Chief Executive Independent Healthcare Provider Network (IHPN)
NHS and independent healthcare providers have a long history of working together to deliver services to NHS patients free at the point of use. The coronavirus pandemic has accelerated that partnership further.
The sector delivers hundreds of thousands of NHS operations every year. It also provides care to millions more NHS patients through the delivery of diagnostic imaging, primary and community care as well as clinical home healthcare and digital services.
Rapid availability of independent capacity
However, with the onset of the coronavirus pandemic, this partnership stepped up to a whole new level. In a bid to avoid the health service being overwhelmed by the virus in the same way that large parts of the world in March, a deal was struck within days between the NHS and independent sector providers.
The deal made virtually the entire independent hospital sector available, including their 20,000 staff, 8,000 beds and over 1,000 ventilators, to help the coronavirus effort. This historic deal is on an “at cost” basis with no profit being made during this time. It was vital in ensuring that the NHS had enough capacity to deal with surges in the virus and that vital NHS treatment, notably cancer care, could continue.
The deal made virtually the entire independent hospital sector available, including their 20,000 staff, 8,000 beds and over 1,000 ventilators, to help the coronavirus effort.
Since the agreement was reached in the spring, over 1.5 million NHS operations, scans, and chemotherapy sessions have been delivered by the independent sector under the contract.
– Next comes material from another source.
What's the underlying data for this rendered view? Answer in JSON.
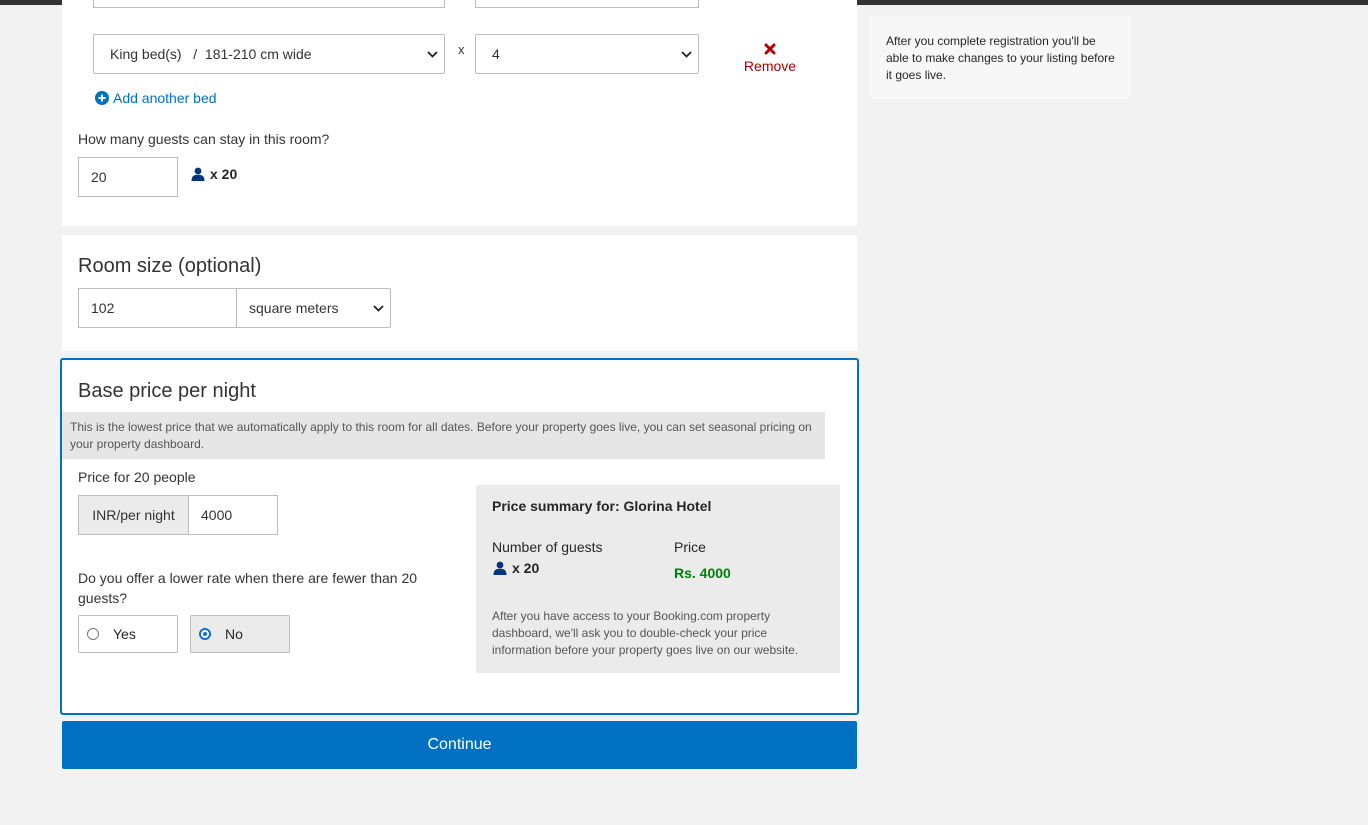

There has been some truly inspirational partnership working taking place.
All across the country there are countless examples of independent providers repurposing their facilities and welcoming whole NHS teams in. They have also undertaken new training and implemented new processes, all within a matter of days to ensure that patient care could continue during this time.
Helping the NHS to stay open
Equally, independent healthcare providers delivering diagnostic, primary and community care really stepped up and worked with their local NHS partners to ensure patients could continue to receive treatment in a safe and timely way during lockdown. This includes switching from face-to-face to virtual consultations, repurposing their services to ensure vital NHS care which ordinarily would take place in hospitals can be carried out in the community. They have continued to provide overarching support as needed by the NHS.
With the second wave of COVID-19 upon us and the impact of the virus to be felt for some time to come, no one should be in any doubt about the scale of the challenge that faces the health service.
The coronavirus pandemic has really demonstrated what can be achieved when all parts of the health service work together and when teams from the public and private sectors work as one. Indeed, with NHS waiting lists set to hit record levels and a growing backlog of delayed treatment to work through, the independent sector’s ability to seamlessly work hand in hand with the NHS by adding capital, capacity and capability should be seen as integral to getting the health service back on its feet.